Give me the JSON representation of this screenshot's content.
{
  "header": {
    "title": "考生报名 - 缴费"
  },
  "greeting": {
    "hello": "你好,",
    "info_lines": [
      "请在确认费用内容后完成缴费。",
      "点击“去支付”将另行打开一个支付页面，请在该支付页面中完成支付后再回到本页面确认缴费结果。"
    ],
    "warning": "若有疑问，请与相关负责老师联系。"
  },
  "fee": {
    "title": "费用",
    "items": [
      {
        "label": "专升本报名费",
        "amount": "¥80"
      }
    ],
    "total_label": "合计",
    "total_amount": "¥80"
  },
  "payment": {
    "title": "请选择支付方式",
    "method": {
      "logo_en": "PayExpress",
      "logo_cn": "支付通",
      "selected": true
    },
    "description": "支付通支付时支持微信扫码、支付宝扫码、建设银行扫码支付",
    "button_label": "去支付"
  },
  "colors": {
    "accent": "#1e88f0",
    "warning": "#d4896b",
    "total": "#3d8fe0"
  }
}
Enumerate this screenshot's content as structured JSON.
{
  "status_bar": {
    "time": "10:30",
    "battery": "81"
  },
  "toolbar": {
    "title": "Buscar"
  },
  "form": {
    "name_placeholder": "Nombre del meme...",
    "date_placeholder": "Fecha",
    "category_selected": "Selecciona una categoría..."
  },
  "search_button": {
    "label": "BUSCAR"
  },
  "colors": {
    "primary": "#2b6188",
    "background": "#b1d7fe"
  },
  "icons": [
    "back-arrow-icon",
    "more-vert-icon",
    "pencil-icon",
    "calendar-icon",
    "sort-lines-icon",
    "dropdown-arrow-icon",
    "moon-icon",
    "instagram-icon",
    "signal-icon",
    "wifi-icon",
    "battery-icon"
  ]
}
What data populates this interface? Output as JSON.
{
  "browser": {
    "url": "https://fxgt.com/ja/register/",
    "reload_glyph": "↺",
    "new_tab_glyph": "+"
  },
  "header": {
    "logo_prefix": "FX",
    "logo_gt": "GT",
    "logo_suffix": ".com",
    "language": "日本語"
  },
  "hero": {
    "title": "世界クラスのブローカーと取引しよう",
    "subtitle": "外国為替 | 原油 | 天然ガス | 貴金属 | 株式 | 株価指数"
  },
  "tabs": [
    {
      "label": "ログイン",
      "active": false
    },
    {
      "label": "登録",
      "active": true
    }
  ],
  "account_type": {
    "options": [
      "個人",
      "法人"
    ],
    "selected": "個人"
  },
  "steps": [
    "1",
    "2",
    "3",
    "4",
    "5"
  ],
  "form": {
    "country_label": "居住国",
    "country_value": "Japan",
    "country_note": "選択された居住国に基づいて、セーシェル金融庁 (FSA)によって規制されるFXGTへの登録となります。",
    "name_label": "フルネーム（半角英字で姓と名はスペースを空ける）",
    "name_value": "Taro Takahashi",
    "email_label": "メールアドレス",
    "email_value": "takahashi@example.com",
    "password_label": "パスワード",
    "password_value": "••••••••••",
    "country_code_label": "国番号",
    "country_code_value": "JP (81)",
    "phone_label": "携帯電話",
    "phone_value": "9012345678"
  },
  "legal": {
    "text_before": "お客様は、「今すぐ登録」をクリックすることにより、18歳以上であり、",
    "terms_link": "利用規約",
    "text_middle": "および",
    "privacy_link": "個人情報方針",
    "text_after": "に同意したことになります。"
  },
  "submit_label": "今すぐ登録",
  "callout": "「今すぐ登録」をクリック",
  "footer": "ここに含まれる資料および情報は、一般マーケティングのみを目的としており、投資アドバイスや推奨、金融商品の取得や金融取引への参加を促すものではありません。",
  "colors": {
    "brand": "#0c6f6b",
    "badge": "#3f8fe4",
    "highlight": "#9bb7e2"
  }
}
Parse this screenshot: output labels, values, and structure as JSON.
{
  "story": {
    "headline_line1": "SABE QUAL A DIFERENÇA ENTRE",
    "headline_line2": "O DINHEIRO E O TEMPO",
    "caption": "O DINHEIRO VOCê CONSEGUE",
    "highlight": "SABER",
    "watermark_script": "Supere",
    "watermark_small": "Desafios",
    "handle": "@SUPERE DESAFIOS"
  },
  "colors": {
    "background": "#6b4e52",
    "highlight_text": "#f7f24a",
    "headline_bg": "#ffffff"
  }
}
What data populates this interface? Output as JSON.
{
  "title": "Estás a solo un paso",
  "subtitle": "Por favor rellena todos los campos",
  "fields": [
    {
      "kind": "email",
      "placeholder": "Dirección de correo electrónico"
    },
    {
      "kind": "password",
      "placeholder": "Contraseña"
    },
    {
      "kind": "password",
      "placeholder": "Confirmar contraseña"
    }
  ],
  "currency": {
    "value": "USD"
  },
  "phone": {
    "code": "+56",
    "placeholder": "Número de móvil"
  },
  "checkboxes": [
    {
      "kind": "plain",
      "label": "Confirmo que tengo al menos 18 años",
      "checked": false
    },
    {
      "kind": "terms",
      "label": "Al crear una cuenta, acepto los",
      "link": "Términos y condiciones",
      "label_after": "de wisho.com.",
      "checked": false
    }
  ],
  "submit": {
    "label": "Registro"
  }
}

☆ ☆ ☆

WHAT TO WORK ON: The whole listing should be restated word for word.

TASK RESPONSE:
Give me the JSON representation of this screenshot's content.
{
  "header": {
    "title": "考生报名 - 缴费"
  },
  "greeting": {
    "hello": "你好,",
    "info_lines": [
      "请在确认费用内容后完成缴费。",
      "点击“去支付”将另行打开一个支付页面，请在该支付页面中完成支付后再回到本页面确认缴费结果。"
    ],
    "warning": "若有疑问，请与相关负责老师联系。"
  },
  "fee": {
    "title": "费用",
    "items": [
      {
        "label": "专升本报名费",
        "amount": "¥80"
      }
    ],
    "total_label": "合计",
    "total_amount": "¥80"
  },
  "payment": {
    "title": "请选择支付方式",
    "method": {
      "logo_en": "PayExpress",
      "logo_cn": "支付通",
      "selected": true
    },
    "description": "支付通支付时支持微信扫码、支付宝扫码、建设银行扫码支付",
    "button_label": "去支付"
  },
  "colors": {
    "accent": "#1e88f0",
    "warning": "#d4896b",
    "total": "#3d8fe0"
  }
}
Enumerate this screenshot's content as structured JSON.
{
  "status_bar": {
    "time": "10:30",
    "battery": "81"
  },
  "toolbar": {
    "title": "Buscar"
  },
  "form": {
    "name_placeholder": "Nombre del meme...",
    "date_placeholder": "Fecha",
    "category_selected": "Selecciona una categoría..."
  },
  "search_button": {
    "label": "BUSCAR"
  },
  "colors": {
    "primary": "#2b6188",
    "background": "#b1d7fe"
  },
  "icons": [
    "back-arrow-icon",
    "more-vert-icon",
    "pencil-icon",
    "calendar-icon",
    "sort-lines-icon",
    "dropdown-arrow-icon",
    "moon-icon",
    "instagram-icon",
    "signal-icon",
    "wifi-icon",
    "battery-icon"
  ]
}
What data populates this interface? Output as JSON.
{
  "browser": {
    "url": "https://fxgt.com/ja/register/",
    "reload_glyph": "↺",
    "new_tab_glyph": "+"
  },
  "header": {
    "logo_prefix": "FX",
    "logo_gt": "GT",
    "logo_suffix": ".com",
    "language": "日本語"
  },
  "hero": {
    "title": "世界クラスのブローカーと取引しよう",
    "subtitle": "外国為替 | 原油 | 天然ガス | 貴金属 | 株式 | 株価指数"
  },
  "tabs": [
    {
      "label": "ログイン",
      "active": false
    },
    {
      "label": "登録",
      "active": true
    }
  ],
  "account_type": {
    "options": [
      "個人",
      "法人"
    ],
    "selected": "個人"
  },
  "steps": [
    "1",
    "2",
    "3",
    "4",
    "5"
  ],
  "form": {
    "country_label": "居住国",
    "country_value": "Japan",
    "country_note": "選択された居住国に基づいて、セーシェル金融庁 (FSA)によって規制されるFXGTへの登録となります。",
    "name_label": "フルネーム（半角英字で姓と名はスペースを空ける）",
    "name_value": "Taro Takahashi",
    "email_label": "メールアドレス",
    "email_value": "takahashi@example.com",
    "password_label": "パスワード",
    "password_value": "••••••••••",
    "country_code_label": "国番号",
    "country_code_value": "JP (81)",
    "phone_label": "携帯電話",
    "phone_value": "9012345678"
  },
  "legal": {
    "text_before": "お客様は、「今すぐ登録」をクリックすることにより、18歳以上であり、",
    "terms_link": "利用規約",
    "text_middle": "および",
    "privacy_link": "個人情報方針",
    "text_after": "に同意したことになります。"
  },
  "submit_label": "今すぐ登録",
  "callout": "「今すぐ登録」をクリック",
  "footer": "ここに含まれる資料および情報は、一般マーケティングのみを目的としており、投資アドバイスや推奨、金融商品の取得や金融取引への参加を促すものではありません。",
  "colors": {
    "brand": "#0c6f6b",
    "badge": "#3f8fe4",
    "highlight": "#9bb7e2"
  }
}
Parse this screenshot: output labels, values, and structure as JSON.
{
  "story": {
    "headline_line1": "SABE QUAL A DIFERENÇA ENTRE",
    "headline_line2": "O DINHEIRO E O TEMPO",
    "caption": "O DINHEIRO VOCê CONSEGUE",
    "highlight": "SABER",
    "watermark_script": "Supere",
    "watermark_small": "Desafios",
    "handle": "@SUPERE DESAFIOS"
  },
  "colors": {
    "background": "#6b4e52",
    "highlight_text": "#f7f24a",
    "headline_bg": "#ffffff"
  }
}
What data populates this interface? Output as JSON.
{
  "title": "Estás a solo un paso",
  "subtitle": "Por favor rellena todos los campos",
  "fields": [
    {
      "kind": "email",
      "placeholder": "Dirección de correo electrónico"
    },
    {
      "kind": "password",
      "placeholder": "Contraseña"
    },
    {
      "kind": "password",
      "placeholder": "Confirmar contraseña"
    }
  ],
  "currency": {
    "value": "USD"
  },
  "phone": {
    "code": "+56",
    "placeholder": "Número de móvil"
  },
  "checkboxes": [
    {
      "kind": "plain",
      "label": "Confirmo que tengo al menos 18 años",
      "checked": false
    },
    {
      "kind": "terms",
      "label": "Al crear una cuenta, acepto los",
      "link": "Términos y condiciones",
      "label_after": "de wisho.com.",
      "checked": false
    }
  ],
  "submit": {
    "label": "Registro"
  }
}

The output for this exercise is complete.